Dear Coach Ray,
I’ve been doing CF 4-5 days a week for 6 months and I haven’t lost any weight! Frustrated and I want to give up, but I really love going to your class. Can you help me?
Step 1: Throw away your scale!
Step 2: Realize that weight is not an accurate metric for determining health and fitness.
They say a picture is worth a thousand words… Well here’s one of my favorites
This girl GAINED weight; not what you’d expect, but clearly lost inches. How does this work? Well, a pound of fat weighs the same as a pound of muscle. But muscle is denser tissue and takes up less space. So even though the fitter version of this person takes up less space, the lean muscle mass has led to an increase in body weight.
Truth be told, if you start lifting weights, two things will happen:
1. You will gain muscle mass and likely lose fat. Muscle is heavier than fat.
2. Your body will see a gain in bone density. Increased bone density = Increased body weight
This is why using the scale to measure your progress is probably not what you want to be doing. Are your clothes fitting better? How are your energy levels? Are you moving better? Those are more accurate metrics in determining your degree of health and wellness.
One other thing that is important to understand is that you can’t outwork a crappy diet.
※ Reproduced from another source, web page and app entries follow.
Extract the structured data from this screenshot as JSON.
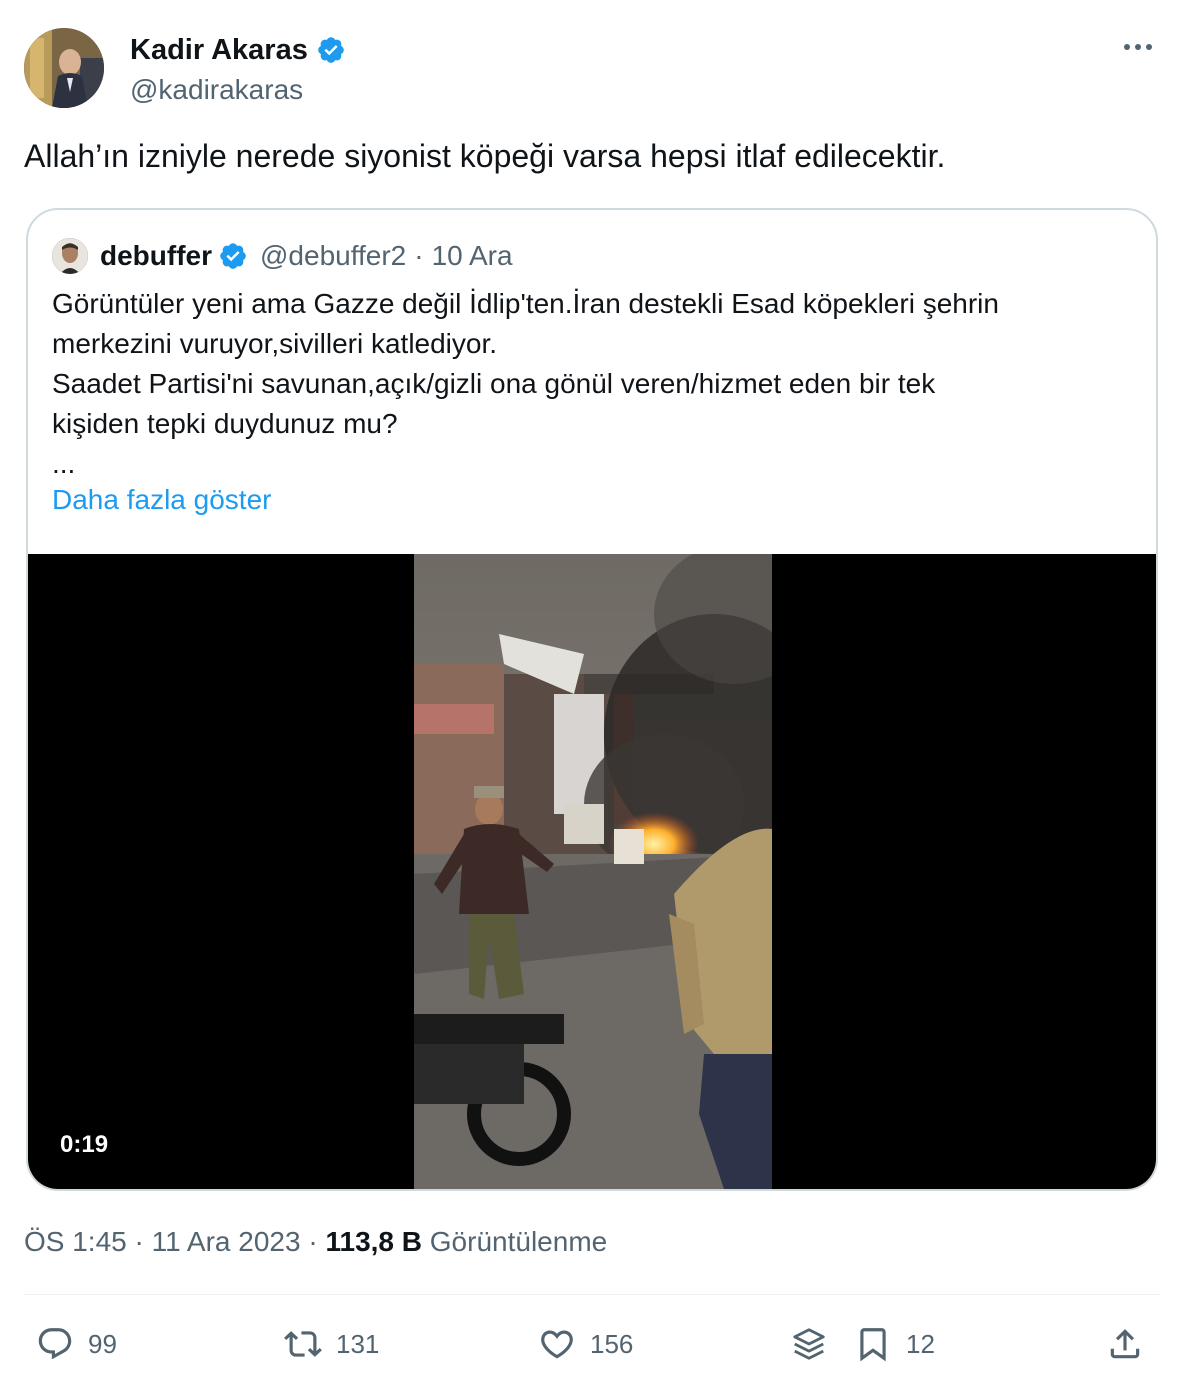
{
  "author": {
    "name": "Kadir Akaras",
    "handle": "@kadirakaras"
  },
  "tweet": {
    "text": "Allah’ın izniyle nerede siyonist köpeği varsa hepsi itlaf edilecektir."
  },
  "quoted": {
    "name": "debuffer",
    "handle": "@debuffer2",
    "separator": "·",
    "date": "10 Ara",
    "lines": [
      "Görüntüler yeni ama Gazze değil İdlip'ten.İran destekli Esad köpekleri şehrin",
      "merkezini vuruyor,sivilleri katlediyor.",
      "Saadet Partisi'ni savunan,açık/gizli ona gönül veren/hizmet eden bir tek",
      "kişiden tepki duydunuz mu?",
      "..."
    ],
    "show_more": "Daha fazla göster",
    "video_duration": "0:19"
  },
  "meta": {
    "time": "ÖS 1:45",
    "sep1": "·",
    "date": "11 Ara 2023",
    "sep2": "·",
    "views_count": "113,8 B",
    "views_label": "Görüntülenme"
  },
  "actions": {
    "replies": "99",
    "retweets": "131",
    "likes": "156",
    "bookmarks": "12"
  },
  "icons": {
    "verified": "verified-badge-icon",
    "more": "more-horizontal-icon",
    "reply": "reply-icon",
    "retweet": "retweet-icon",
    "like": "heart-icon",
    "layers": "layers-icon",
    "bookmark": "bookmark-icon",
    "share": "share-icon"
  },
  "colors": {
    "accent": "#1d9bf0",
    "text": "#0f1419",
    "muted": "#536471",
    "border": "#cfd9de"
  }
}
Even if you’re working out 4-5 days a week, you won’t see great results if you’re eating garbage or, in general, not fueling appropriately. If you are following our fitness program, than you know that we do things intentionally and follow a program. Are you doing the same with your nutrition? Or are you taking liberties because you are working out? You may be working just enough to keep from gaining fat, but you won’t be losing any either.
KUDOS indeed for staying consistent in your training. But perhaps the real focus should be redirected at your dietary choices. They say that abs are made in the kitchen, and there is a ton of truth to that. My advice is to track what you are eating for 4 weeks. Make no changes, but just log everything so we can see objectively what is going on with your nutrition. Then with that as a baseline, we can take a closer look at what adjustments may be needed in order to reach your goals.
Food for thought… literally.